» **TASK REQUIREMENTS**: If a line in the entries contains the word "value", list it.

» **DATA FOR ANALYSIS**:
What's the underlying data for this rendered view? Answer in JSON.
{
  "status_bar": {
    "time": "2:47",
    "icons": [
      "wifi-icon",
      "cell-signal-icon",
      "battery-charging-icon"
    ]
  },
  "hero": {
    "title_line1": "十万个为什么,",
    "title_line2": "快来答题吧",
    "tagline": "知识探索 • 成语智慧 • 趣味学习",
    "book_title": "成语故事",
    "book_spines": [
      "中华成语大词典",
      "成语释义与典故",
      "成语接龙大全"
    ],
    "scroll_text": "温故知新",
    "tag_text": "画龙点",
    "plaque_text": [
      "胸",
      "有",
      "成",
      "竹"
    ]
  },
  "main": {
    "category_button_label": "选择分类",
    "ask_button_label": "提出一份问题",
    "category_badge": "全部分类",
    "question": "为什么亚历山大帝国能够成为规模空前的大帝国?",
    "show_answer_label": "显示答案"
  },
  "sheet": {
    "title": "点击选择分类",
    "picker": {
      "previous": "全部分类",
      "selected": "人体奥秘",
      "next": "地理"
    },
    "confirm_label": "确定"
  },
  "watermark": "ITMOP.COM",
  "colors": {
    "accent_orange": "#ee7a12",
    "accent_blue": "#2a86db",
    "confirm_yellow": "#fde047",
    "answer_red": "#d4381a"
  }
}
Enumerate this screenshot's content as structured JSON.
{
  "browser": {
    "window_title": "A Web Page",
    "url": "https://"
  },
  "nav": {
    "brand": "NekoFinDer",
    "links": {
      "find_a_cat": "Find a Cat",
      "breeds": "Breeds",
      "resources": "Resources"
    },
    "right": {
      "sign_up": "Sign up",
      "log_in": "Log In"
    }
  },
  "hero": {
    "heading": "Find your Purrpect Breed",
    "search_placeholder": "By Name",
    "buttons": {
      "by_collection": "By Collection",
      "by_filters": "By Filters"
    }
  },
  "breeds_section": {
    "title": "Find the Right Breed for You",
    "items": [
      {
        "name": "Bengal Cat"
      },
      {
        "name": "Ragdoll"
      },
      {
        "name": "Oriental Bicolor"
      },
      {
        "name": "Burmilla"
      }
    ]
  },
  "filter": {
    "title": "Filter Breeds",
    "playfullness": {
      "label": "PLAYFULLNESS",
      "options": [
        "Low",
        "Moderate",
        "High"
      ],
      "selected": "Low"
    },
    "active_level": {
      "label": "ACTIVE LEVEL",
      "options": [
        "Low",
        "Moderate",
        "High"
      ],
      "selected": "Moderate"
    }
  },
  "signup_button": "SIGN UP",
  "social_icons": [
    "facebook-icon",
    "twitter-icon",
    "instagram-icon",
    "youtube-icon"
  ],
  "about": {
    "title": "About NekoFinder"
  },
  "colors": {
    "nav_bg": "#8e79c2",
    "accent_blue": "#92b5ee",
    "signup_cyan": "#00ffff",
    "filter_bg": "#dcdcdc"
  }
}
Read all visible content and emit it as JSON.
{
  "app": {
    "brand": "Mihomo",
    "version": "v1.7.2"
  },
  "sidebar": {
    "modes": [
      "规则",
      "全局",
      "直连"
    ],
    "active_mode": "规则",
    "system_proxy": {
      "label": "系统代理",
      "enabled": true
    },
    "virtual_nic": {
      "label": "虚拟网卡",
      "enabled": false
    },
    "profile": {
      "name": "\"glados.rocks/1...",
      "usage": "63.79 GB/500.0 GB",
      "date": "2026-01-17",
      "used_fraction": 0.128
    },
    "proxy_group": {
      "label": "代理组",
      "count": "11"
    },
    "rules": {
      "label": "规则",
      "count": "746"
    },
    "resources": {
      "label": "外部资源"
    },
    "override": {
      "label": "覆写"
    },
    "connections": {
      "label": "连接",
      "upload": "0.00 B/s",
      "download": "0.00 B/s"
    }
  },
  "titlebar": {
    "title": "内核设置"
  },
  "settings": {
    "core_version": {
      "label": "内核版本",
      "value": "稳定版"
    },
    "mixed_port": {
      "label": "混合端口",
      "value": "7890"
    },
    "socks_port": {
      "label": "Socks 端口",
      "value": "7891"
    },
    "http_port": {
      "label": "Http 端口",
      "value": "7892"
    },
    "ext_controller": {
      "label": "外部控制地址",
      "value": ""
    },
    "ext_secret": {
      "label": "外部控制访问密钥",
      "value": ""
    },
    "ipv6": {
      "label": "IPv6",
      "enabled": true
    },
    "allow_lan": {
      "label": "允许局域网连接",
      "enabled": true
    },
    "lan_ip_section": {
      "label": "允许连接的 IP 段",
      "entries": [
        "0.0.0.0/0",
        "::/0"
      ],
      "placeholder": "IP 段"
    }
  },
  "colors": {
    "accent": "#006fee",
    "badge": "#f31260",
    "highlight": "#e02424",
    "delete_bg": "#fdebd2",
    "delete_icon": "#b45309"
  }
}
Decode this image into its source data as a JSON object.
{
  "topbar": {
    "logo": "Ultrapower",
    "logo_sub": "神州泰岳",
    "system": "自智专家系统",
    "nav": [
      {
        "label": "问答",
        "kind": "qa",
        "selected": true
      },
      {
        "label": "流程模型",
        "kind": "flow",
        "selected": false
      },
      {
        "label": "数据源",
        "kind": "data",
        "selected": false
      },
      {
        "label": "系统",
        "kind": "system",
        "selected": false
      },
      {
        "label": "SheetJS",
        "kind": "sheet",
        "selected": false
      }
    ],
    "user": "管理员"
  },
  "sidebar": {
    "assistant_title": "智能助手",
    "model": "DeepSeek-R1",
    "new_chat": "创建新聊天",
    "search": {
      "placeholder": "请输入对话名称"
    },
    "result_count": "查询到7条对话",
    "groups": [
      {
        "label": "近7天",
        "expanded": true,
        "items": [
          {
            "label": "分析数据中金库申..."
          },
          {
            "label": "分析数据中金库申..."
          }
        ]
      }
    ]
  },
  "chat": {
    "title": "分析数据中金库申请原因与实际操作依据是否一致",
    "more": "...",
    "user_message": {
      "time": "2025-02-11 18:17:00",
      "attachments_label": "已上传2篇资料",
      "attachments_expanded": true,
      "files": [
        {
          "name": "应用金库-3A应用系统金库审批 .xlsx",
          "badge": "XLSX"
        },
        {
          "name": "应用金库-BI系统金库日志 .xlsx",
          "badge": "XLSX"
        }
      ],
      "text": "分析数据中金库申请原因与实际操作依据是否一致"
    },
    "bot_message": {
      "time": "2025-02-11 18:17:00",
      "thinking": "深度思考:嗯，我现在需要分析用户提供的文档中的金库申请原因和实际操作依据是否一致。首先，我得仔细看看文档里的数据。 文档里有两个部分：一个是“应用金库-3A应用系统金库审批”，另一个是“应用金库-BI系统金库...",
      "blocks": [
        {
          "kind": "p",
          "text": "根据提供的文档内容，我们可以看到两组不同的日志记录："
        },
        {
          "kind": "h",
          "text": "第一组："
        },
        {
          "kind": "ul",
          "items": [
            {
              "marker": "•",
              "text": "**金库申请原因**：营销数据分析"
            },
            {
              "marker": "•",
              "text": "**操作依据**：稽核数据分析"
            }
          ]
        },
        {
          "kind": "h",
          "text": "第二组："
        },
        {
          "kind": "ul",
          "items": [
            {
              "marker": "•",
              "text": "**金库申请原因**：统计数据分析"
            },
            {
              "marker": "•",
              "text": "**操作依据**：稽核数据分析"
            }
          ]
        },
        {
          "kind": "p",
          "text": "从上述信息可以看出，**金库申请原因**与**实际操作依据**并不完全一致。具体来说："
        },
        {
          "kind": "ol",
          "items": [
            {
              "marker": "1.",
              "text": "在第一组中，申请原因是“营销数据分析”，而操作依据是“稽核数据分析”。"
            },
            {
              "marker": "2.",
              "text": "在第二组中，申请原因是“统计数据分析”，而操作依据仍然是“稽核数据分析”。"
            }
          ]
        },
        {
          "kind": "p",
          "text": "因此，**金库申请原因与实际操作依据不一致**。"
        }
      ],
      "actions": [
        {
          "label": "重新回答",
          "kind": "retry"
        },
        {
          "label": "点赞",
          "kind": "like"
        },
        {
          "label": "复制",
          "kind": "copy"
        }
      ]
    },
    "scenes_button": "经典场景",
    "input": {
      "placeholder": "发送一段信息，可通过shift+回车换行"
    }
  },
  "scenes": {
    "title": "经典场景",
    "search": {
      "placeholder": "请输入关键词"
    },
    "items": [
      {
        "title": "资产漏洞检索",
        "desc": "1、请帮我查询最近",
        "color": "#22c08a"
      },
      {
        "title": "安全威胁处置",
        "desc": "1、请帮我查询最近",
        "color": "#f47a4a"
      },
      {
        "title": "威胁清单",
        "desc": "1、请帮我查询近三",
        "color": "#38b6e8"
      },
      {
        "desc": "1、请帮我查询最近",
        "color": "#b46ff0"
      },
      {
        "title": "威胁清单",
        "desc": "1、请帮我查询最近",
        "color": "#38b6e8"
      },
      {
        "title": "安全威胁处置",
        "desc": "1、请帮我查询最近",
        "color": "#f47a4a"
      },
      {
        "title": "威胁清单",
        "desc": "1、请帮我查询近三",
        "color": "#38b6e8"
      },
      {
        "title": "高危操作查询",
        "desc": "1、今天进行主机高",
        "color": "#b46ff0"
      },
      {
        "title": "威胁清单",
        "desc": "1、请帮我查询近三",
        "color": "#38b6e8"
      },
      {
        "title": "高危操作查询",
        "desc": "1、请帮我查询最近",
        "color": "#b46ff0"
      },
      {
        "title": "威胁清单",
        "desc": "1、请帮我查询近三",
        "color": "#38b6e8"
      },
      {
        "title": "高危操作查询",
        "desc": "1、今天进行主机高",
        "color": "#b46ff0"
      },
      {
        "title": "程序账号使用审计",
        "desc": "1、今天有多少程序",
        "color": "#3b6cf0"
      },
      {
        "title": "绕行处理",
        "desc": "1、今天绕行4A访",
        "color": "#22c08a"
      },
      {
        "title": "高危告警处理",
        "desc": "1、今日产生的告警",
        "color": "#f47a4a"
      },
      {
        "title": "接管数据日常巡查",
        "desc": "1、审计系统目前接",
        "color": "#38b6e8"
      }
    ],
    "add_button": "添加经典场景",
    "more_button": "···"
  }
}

» **SOLVED PROBLEM**:
      "value": "稳定版"
      "value": "7890"
      "value": "7891"
      "value": "7892"
      "value": ""
      "value": ""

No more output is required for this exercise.